* Study material:
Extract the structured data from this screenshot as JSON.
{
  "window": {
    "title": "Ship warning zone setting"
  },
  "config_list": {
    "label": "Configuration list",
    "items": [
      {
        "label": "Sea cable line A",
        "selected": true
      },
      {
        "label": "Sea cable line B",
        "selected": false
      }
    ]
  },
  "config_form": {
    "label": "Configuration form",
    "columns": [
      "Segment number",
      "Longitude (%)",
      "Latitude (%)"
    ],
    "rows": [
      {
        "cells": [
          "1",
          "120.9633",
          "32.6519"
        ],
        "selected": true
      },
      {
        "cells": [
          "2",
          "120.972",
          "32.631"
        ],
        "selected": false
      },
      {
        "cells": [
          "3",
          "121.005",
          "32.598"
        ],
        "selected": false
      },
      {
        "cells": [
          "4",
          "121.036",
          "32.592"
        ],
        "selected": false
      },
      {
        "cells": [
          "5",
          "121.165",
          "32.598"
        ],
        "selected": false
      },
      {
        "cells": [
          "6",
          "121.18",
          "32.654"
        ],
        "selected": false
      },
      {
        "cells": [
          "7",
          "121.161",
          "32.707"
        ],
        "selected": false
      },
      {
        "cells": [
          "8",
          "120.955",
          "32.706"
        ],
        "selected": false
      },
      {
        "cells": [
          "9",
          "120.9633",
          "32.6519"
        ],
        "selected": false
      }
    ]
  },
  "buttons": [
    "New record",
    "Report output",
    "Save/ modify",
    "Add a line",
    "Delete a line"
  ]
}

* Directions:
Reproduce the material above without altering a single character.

* Task solution:
Extract the structured data from this screenshot as JSON.
{
  "window": {
    "title": "Ship warning zone setting"
  },
  "config_list": {
    "label": "Configuration list",
    "items": [
      {
        "label": "Sea cable line A",
        "selected": true
      },
      {
        "label": "Sea cable line B",
        "selected": false
      }
    ]
  },
  "config_form": {
    "label": "Configuration form",
    "columns": [
      "Segment number",
      "Longitude (%)",
      "Latitude (%)"
    ],
    "rows": [
      {
        "cells": [
          "1",
          "120.9633",
          "32.6519"
        ],
        "selected": true
      },
      {
        "cells": [
          "2",
          "120.972",
          "32.631"
        ],
        "selected": false
      },
      {
        "cells": [
          "3",
          "121.005",
          "32.598"
        ],
        "selected": false
      },
      {
        "cells": [
          "4",
          "121.036",
          "32.592"
        ],
        "selected": false
      },
      {
        "cells": [
          "5",
          "121.165",
          "32.598"
        ],
        "selected": false
      },
      {
        "cells": [
          "6",
          "121.18",
          "32.654"
        ],
        "selected": false
      },
      {
        "cells": [
          "7",
          "121.161",
          "32.707"
        ],
        "selected": false
      },
      {
        "cells": [
          "8",
          "120.955",
          "32.706"
        ],
        "selected": false
      },
      {
        "cells": [
          "9",
          "120.9633",
          "32.6519"
        ],
        "selected": false
      }
    ]
  },
  "buttons": [
    "New record",
    "Report output",
    "Save/ modify",
    "Add a line",
    "Delete a line"
  ]
}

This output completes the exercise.